Teachers who perceive school choice as either a threat to their jobs or believe it will harm government schools oppose major changes to the current financial and political structure of school systems.  Despite the fact that government school teachers are more likely to send their children to private schools than is the general public,[94] some government school teachers, through their unions, can be expected to play a prominent role in opposing any ballot or legislative initiative to expand school choice.

Although school employees may campaign off school property on their own time, tax-funded school facilities, equipment and personnel are regularly used in activities that exceed the permissible distribution of factual information.  For instance, in Michigan, school employees were caught illegally distributing anti-school choice yard signs, window signs and brochures; distributing political e-mail; holding anti-school choice meetings, and otherwise using taxpayer dollars to fight a measure that a substantial number of taxpayers support.[95]

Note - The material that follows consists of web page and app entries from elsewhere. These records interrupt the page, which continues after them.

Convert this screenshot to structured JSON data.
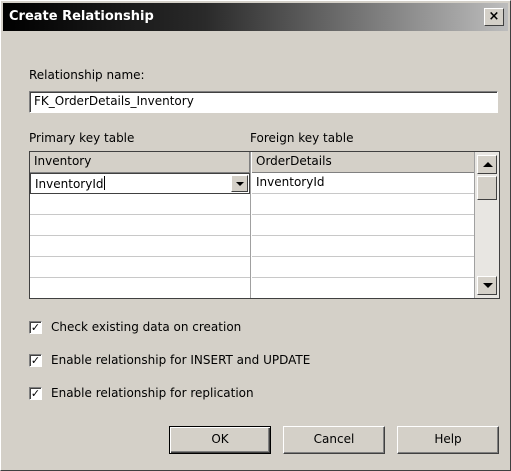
{
  "window": {
    "title": "Create Relationship",
    "close_label": "×"
  },
  "relationship_name": {
    "label": "Relationship name:",
    "value": "FK_OrderDetails_Inventory"
  },
  "grid": {
    "primary_label": "Primary key table",
    "foreign_label": "Foreign key table",
    "primary_table": "Inventory",
    "foreign_table": "OrderDetails",
    "rows": [
      {
        "primary": "InventoryId",
        "foreign": "InventoryId"
      },
      {
        "primary": "",
        "foreign": ""
      },
      {
        "primary": "",
        "foreign": ""
      },
      {
        "primary": "",
        "foreign": ""
      },
      {
        "primary": "",
        "foreign": ""
      },
      {
        "primary": "",
        "foreign": ""
      }
    ]
  },
  "options": {
    "check_existing": {
      "label": "Check existing data on creation",
      "checked": true
    },
    "enable_insert_update": {
      "label": "Enable relationship for INSERT and UPDATE",
      "checked": true
    },
    "enable_replication": {
      "label": "Enable relationship for replication",
      "checked": true
    }
  },
  "buttons": {
    "ok": "OK",
    "cancel": "Cancel",
    "help": "Help"
  },
  "checkmark": "✓"
}
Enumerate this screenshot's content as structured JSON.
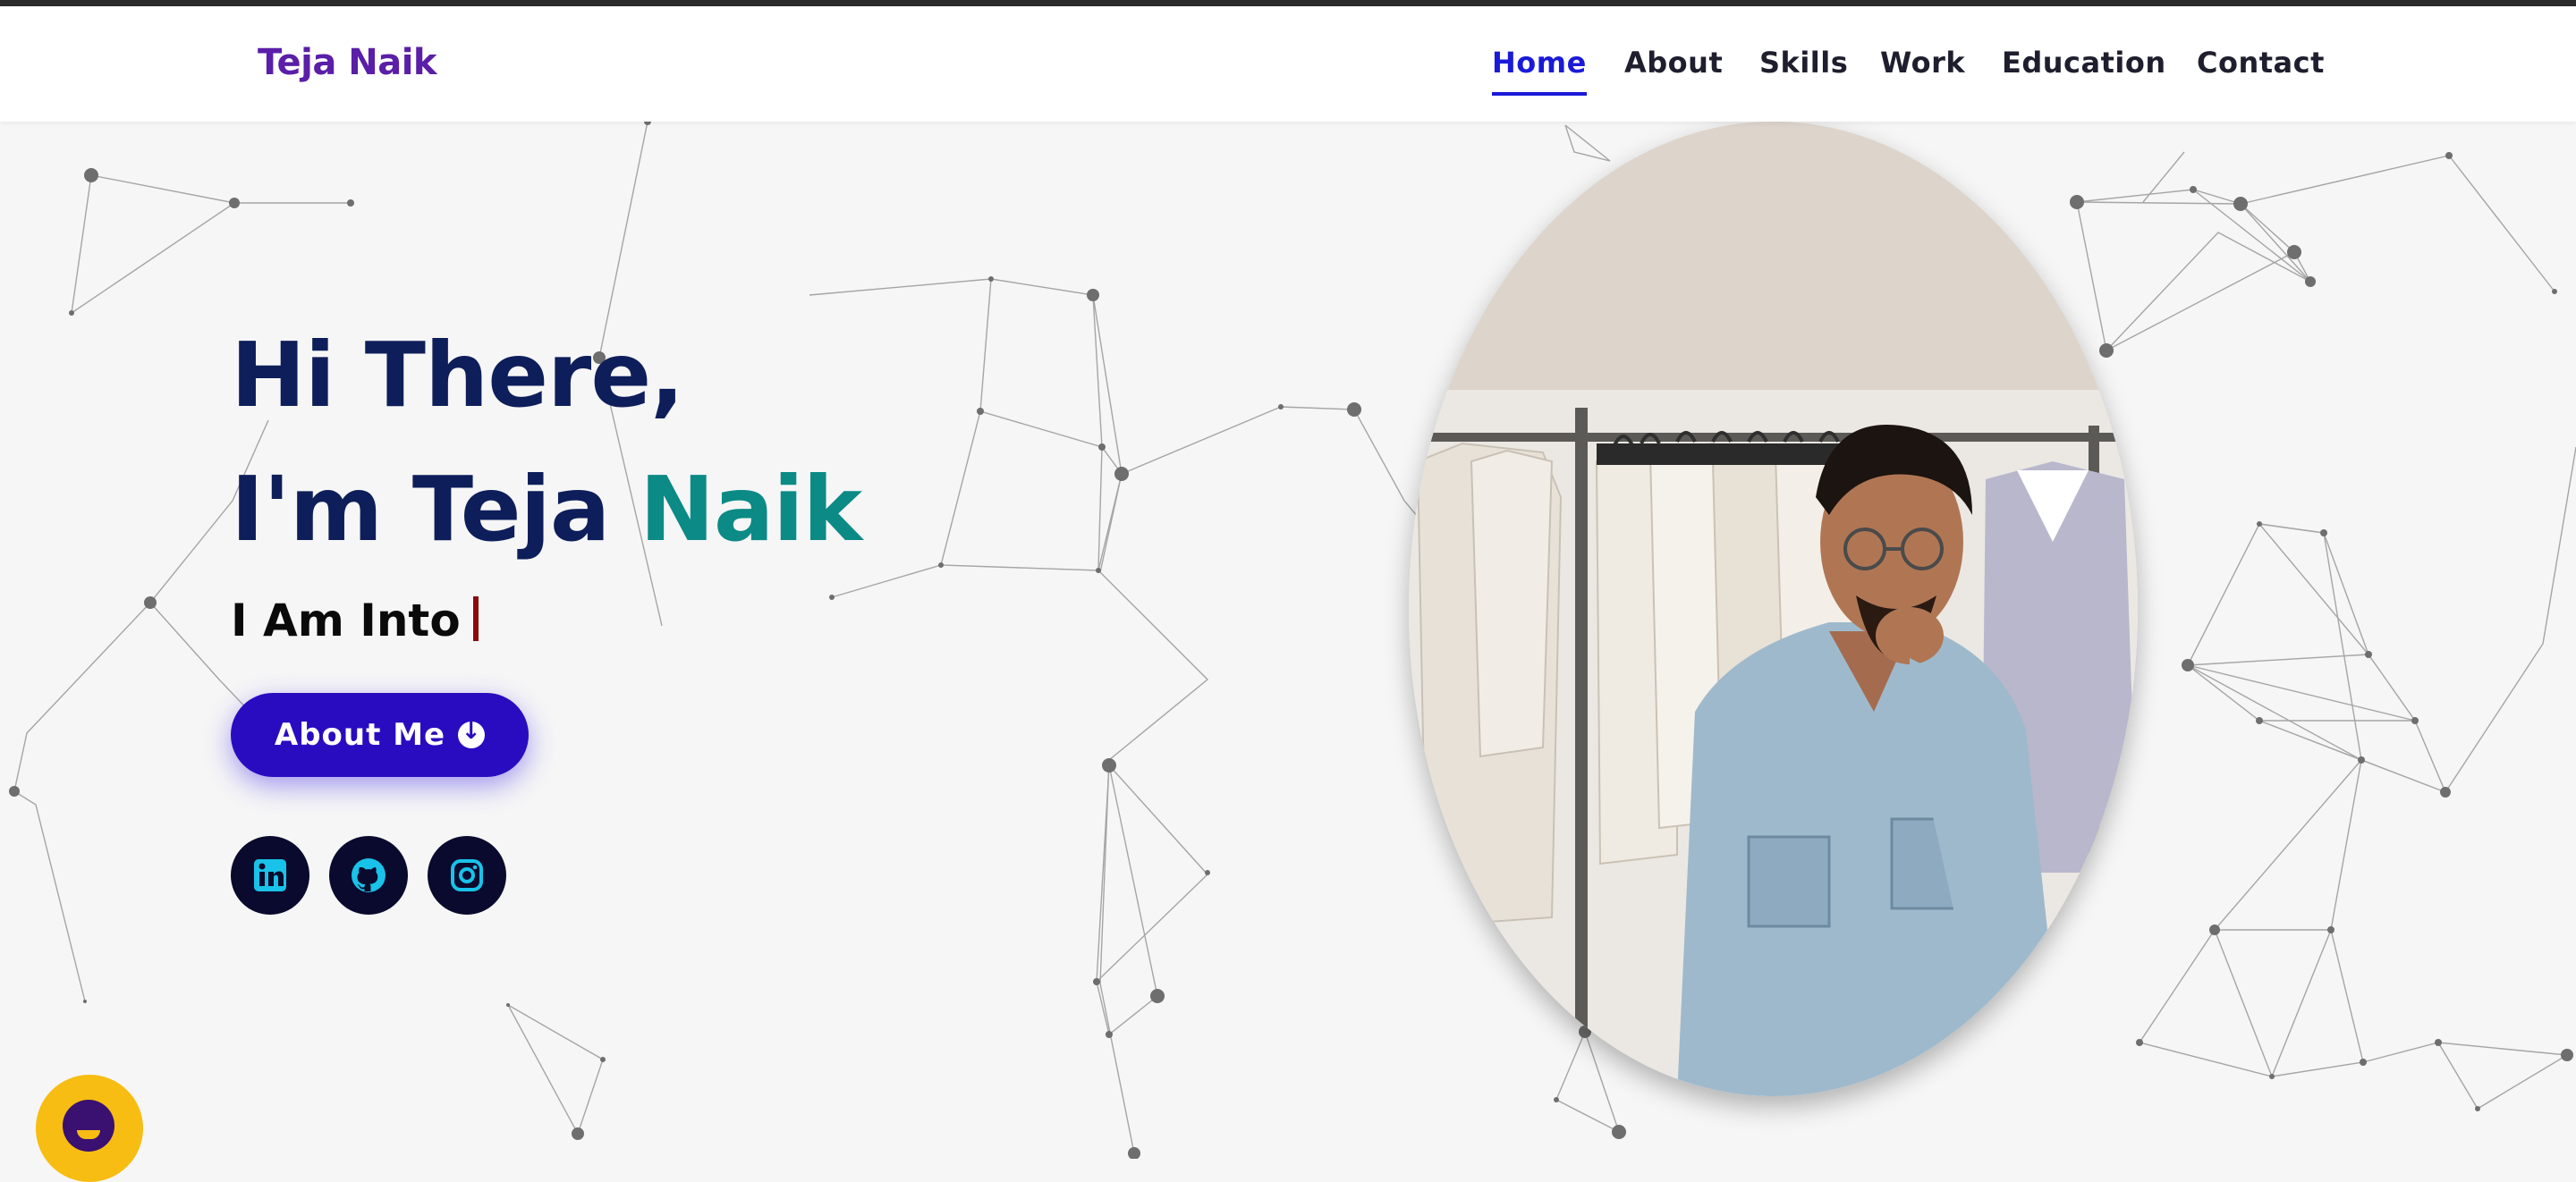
{
  "brand": {
    "name": "Teja Naik"
  },
  "nav": {
    "items": [
      {
        "label": "Home",
        "active": true
      },
      {
        "label": "About",
        "active": false
      },
      {
        "label": "Skills",
        "active": false
      },
      {
        "label": "Work",
        "active": false
      },
      {
        "label": "Education",
        "active": false
      },
      {
        "label": "Contact",
        "active": false
      }
    ]
  },
  "hero": {
    "greeting": "Hi There,",
    "intro_prefix": "I'm Teja ",
    "intro_highlight": "Naik",
    "typed_prefix": "I Am Into",
    "cta_label": "About Me",
    "cta_icon": "arrow-circle-down-icon"
  },
  "social": [
    {
      "name": "linkedin-icon"
    },
    {
      "name": "github-icon"
    },
    {
      "name": "instagram-icon"
    }
  ],
  "photo": {
    "description_icon": "profile-photo"
  },
  "chat": {
    "icon": "chat-bot-icon"
  },
  "colors": {
    "brand": "#5a1ea8",
    "nav_active": "#1a1ad8",
    "heading": "#0e1e5a",
    "accent": "#0b8a86",
    "cta": "#2a0cc0",
    "social_bg": "#0a0a2e",
    "social_icon": "#19c2e8",
    "chat_bg": "#f7bd12"
  }
}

A number of politicians—state and national—owe their positions to the verbal support and financial backing of school employee labor unions and are therefore more inclined to support the unions' position on school choice.  In the 2000 election cycle, union-backed gubernatorial candidates won 9 of 11 races and nearly doubled their support in the U.S. House of Representatives.  The NEA focused on 27 congressional districts and provided each of their Democratic candidates with a full-time NEA staff member to help coordinate volunteers for the ranks of union locals.  According to the Federal Elections Commission, the NEA spent more than $1 million in the first 18 days of October 2000 alone on phone calls, e-mail, and direct mail efforts in support of presidential candidate Al Gore.[96]

[90]       Mathew J. Brouillette and Jeffrey R. Williams, The Impact of School Choice on School Employee Labor Unions, Mackinac Center for Public Policy, June 1999.  Available on the Internet at http://www.mackinac.org/article.asp?ID=1926

[91]       Jeff Archer, "Unions Pull Out Stops for Elections," Education Week, 1 November 2000, pp. 31, 34.

[92]      Joseph P. Overton, "Lessons learned from school choice wars," The Detroit News, 30 October 2000, p. 9A.  Available on the Internet at http://detnews.com/EDITPAGE/0010/30/edit4/edit4.htm.

[93]      MASB (Michigan Association of School Boards) Journal Special Report, "Against vouchers?  Good offense makes best defense for public school supporters", Winter 1999, p. 7.

[94]       Denis P. Doyle, Where Connoisseurs Send Their Children to School: An Analysis of 1990 Census Data to Determine Where School Teachers Send Their Children to School, The Center for Education Reform, May 1995, p. 21.

[95]      Overton, "Lessons learned.", p. 9A.

[96]     Jeff Archer, "NEA, AFT Leave Mark on Congress, Ballot Measures", Education Week,

15 November 2000, pp. 26, 29.